- THIS WEEK: March 5-12, 2014
- MUSIC BOX: Get some legendary Bishop blues
- HIGH ART: Spray paint sensibility at The Rose
- PROPS & DISSES: 3.5.14
- FEATURE STORY: Sparking Inspiration
- THIS WEEK: FEBRUARY 26 to MARCH 4
- MUSIC BOX: Happy Mardi Gras from Jackson Six
- GET OUT: Ghost homestead in Bryan Flats
- FEED ME!: Betty Rock stands test of time
REDNECK PERSPECTIVE: Biscuits, gravy, nirvana
JACKSON HOLE. WYO - Susie told me I was not enlightened after I ordered biscuits and gravy at Lotus Organic Bakery and Cafe. They didn’t have biscuits and gravy, unfortunately, and I had to settle for steamed quinoa with apple, cinnamon, walnuts, agave-vanilla syrup and organic milk. Not quite the same I’m sad to report.
Susie ordered a Raw Acai Bowl – a mix of raspberry, blueberry and strawberry blended with live sesame milk and topped with rawnola, raw cacao nibs, gogi berries, banana, hemp seed and raw agave. I wasn’t sure if she was going to eat it or knit a scarf with it.
“I tried to become enlightened,” I told her. “It just didn’t sink in. I think it must have been the tequila.”
She handed me a couple books. “Read these, Clyde. They’ll help you on your journey.”
One was “Tao Te Ching,” written by Lao Tzu. The other was called “Dhamma,” written by Buddha. Both have been dead for more than 2,000 years, way before the invention of NASCAR, Budweiser, Utah girls or black silk lingerie. Plainly they would have little of relevance to say to the modern Hog Islander. I figured I would read maybe a half page so I could tell Susie I gave it a try, but instead I found myself fascinated.
For example, from the “Tao Te Ching” came this insight: “… one of Tao governs by emptying the heart of desire and fills the belly with food, loosens ambitions and strengthens the bones.” I relate. After my fourth trip through the line at Hoback Fire Department’s rib barbeque, my belly has filled with food, my ambitions – what few I have – are lessened, and while I am sitting down and resting, my bones are getting stronger.

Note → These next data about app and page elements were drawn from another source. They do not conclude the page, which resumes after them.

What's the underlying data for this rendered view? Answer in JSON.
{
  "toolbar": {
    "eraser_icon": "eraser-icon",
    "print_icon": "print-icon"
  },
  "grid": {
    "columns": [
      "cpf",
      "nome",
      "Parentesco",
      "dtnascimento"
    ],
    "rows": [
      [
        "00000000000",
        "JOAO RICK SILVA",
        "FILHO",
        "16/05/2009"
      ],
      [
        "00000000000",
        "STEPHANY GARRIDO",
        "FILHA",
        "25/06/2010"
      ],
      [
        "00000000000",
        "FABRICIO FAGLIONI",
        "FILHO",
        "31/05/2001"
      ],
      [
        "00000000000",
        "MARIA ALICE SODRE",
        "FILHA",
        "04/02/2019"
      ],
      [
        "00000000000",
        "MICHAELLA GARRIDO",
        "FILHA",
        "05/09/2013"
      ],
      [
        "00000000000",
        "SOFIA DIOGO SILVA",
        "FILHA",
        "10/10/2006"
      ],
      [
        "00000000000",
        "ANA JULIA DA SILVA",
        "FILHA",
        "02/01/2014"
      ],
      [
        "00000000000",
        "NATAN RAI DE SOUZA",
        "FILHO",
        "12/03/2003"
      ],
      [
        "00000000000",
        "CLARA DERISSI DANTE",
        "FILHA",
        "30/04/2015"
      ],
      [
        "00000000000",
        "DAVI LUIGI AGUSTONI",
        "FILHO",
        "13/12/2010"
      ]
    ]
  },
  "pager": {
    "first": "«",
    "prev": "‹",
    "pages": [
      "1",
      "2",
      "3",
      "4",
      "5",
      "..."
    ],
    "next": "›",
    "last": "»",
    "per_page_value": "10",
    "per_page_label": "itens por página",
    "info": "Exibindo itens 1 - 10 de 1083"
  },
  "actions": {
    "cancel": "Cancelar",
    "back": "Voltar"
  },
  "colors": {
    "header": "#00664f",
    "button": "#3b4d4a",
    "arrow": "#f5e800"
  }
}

“Practice action without striving and all will be in order,” reads another passage. Hell, no one knows non-striving like me, unless the TV remote is lost, and I have to bend over and look under the couch.
“The journey of a thousand miles begins with a single step.” Yep. You have to walk to your truck before you can start it.
“Yin is like a valley that is always present.” I couldn’t have agreed more, until I realized it said “Yin” not Gin.
From the Dhamma: “We are shaped by our thoughts; we become what we think.” What redneck is not shaped by his thoughts?
“You can search throughout the entire universe for someone who is more deserving of your love and affection than you are yourself, and that person is not to be found anywhere.” I keep on telling Susie, Alice, Lill and a sundry selection of Utah girls up for a good time that I am worthy of their love.
“I never see what has been done; I only see what remains to be done.” That describes perfectly what it is like trying to finish the last couple bites of a Bubba’s full order of biscuits and gravy.
It is obvious I am an enlightened soul on the path to wisdom, contentment, nirvana, perhaps even becoming Hog Island’s first Buddha. I already have the belly for it. I have decided to start a qualified nonprofit, the “Hog Island Institute of Enlightenment and Kama Sutra Studies.” Scholarships are available to Utah girls.